• WORK TO COMPLETE: The whole listing must be returned exactly, with no line missing.
────────
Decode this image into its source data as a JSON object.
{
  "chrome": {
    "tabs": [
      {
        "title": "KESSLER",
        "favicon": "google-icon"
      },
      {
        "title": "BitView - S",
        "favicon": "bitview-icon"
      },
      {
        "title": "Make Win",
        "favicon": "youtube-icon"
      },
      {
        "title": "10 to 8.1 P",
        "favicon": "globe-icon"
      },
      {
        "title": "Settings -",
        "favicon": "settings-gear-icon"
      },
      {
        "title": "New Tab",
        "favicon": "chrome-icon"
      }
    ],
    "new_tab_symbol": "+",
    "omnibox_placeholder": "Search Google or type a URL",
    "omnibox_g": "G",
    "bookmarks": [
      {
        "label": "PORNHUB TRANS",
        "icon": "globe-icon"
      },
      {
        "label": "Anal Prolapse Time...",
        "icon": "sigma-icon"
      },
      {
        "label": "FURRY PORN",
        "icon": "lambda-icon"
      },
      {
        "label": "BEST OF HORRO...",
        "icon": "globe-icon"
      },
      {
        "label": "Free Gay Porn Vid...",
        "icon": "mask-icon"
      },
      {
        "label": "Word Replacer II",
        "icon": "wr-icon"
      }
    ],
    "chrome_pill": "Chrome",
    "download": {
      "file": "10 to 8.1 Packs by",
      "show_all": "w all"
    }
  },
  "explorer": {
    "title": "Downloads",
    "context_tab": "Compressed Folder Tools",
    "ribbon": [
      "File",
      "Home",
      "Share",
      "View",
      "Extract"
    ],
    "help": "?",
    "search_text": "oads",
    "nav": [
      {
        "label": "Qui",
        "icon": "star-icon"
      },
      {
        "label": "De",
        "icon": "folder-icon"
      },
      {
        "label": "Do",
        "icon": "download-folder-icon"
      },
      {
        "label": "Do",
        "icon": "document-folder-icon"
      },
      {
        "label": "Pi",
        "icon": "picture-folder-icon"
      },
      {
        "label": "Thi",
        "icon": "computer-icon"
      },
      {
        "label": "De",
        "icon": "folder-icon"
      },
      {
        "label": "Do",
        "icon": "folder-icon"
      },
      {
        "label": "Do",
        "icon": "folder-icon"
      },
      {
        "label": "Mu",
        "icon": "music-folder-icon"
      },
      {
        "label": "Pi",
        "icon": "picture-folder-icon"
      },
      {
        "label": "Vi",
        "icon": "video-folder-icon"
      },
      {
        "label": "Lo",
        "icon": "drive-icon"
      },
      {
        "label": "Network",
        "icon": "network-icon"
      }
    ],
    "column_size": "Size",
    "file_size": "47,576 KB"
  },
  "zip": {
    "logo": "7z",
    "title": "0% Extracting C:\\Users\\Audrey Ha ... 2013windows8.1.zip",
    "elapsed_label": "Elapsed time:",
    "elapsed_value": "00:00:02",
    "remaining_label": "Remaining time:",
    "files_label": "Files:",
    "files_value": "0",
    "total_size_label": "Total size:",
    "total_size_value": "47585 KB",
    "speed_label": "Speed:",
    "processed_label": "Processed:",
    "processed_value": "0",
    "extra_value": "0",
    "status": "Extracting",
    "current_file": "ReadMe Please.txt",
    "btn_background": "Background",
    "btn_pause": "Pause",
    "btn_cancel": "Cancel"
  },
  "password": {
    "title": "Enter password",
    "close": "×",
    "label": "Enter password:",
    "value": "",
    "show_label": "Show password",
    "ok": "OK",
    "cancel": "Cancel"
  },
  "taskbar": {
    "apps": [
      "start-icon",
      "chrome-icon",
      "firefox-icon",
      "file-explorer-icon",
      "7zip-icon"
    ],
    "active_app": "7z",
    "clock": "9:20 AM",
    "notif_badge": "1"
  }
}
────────
• SOLUTION TO THE PROBLEM:
Decode this image into its source data as a JSON object.
{
  "chrome": {
    "tabs": [
      {
        "title": "KESSLER",
        "favicon": "google-icon"
      },
      {
        "title": "BitView - S",
        "favicon": "bitview-icon"
      },
      {
        "title": "Make Win",
        "favicon": "youtube-icon"
      },
      {
        "title": "10 to 8.1 P",
        "favicon": "globe-icon"
      },
      {
        "title": "Settings -",
        "favicon": "settings-gear-icon"
      },
      {
        "title": "New Tab",
        "favicon": "chrome-icon"
      }
    ],
    "new_tab_symbol": "+",
    "omnibox_placeholder": "Search Google or type a URL",
    "omnibox_g": "G",
    "bookmarks": [
      {
        "label": "PORNHUB TRANS",
        "icon": "globe-icon"
      },
      {
        "label": "Anal Prolapse Time...",
        "icon": "sigma-icon"
      },
      {
        "label": "FURRY PORN",
        "icon": "lambda-icon"
      },
      {
        "label": "BEST OF HORRO...",
        "icon": "globe-icon"
      },
      {
        "label": "Free Gay Porn Vid...",
        "icon": "mask-icon"
      },
      {
        "label": "Word Replacer II",
        "icon": "wr-icon"
      }
    ],
    "chrome_pill": "Chrome",
    "download": {
      "file": "10 to 8.1 Packs by",
      "show_all": "w all"
    }
  },
  "explorer": {
    "title": "Downloads",
    "context_tab": "Compressed Folder Tools",
    "ribbon": [
      "File",
      "Home",
      "Share",
      "View",
      "Extract"
    ],
    "help": "?",
    "search_text": "oads",
    "nav": [
      {
        "label": "Qui",
        "icon": "star-icon"
      },
      {
        "label": "De",
        "icon": "folder-icon"
      },
      {
        "label": "Do",
        "icon": "download-folder-icon"
      },
      {
        "label": "Do",
        "icon": "document-folder-icon"
      },
      {
        "label": "Pi",
        "icon": "picture-folder-icon"
      },
      {
        "label": "Thi",
        "icon": "computer-icon"
      },
      {
        "label": "De",
        "icon": "folder-icon"
      },
      {
        "label": "Do",
        "icon": "folder-icon"
      },
      {
        "label": "Do",
        "icon": "folder-icon"
      },
      {
        "label": "Mu",
        "icon": "music-folder-icon"
      },
      {
        "label": "Pi",
        "icon": "picture-folder-icon"
      },
      {
        "label": "Vi",
        "icon": "video-folder-icon"
      },
      {
        "label": "Lo",
        "icon": "drive-icon"
      },
      {
        "label": "Network",
        "icon": "network-icon"
      }
    ],
    "column_size": "Size",
    "file_size": "47,576 KB"
  },
  "zip": {
    "logo": "7z",
    "title": "0% Extracting C:\\Users\\Audrey Ha ... 2013windows8.1.zip",
    "elapsed_label": "Elapsed time:",
    "elapsed_value": "00:00:02",
    "remaining_label": "Remaining time:",
    "files_label": "Files:",
    "files_value": "0",
    "total_size_label": "Total size:",
    "total_size_value": "47585 KB",
    "speed_label": "Speed:",
    "processed_label": "Processed:",
    "processed_value": "0",
    "extra_value": "0",
    "status": "Extracting",
    "current_file": "ReadMe Please.txt",
    "btn_background": "Background",
    "btn_pause": "Pause",
    "btn_cancel": "Cancel"
  },
  "password": {
    "title": "Enter password",
    "close": "×",
    "label": "Enter password:",
    "value": "",
    "show_label": "Show password",
    "ok": "OK",
    "cancel": "Cancel"
  },
  "taskbar": {
    "apps": [
      "start-icon",
      "chrome-icon",
      "firefox-icon",
      "file-explorer-icon",
      "7zip-icon"
    ],
    "active_app": "7z",
    "clock": "9:20 AM",
    "notif_badge": "1"
  }
}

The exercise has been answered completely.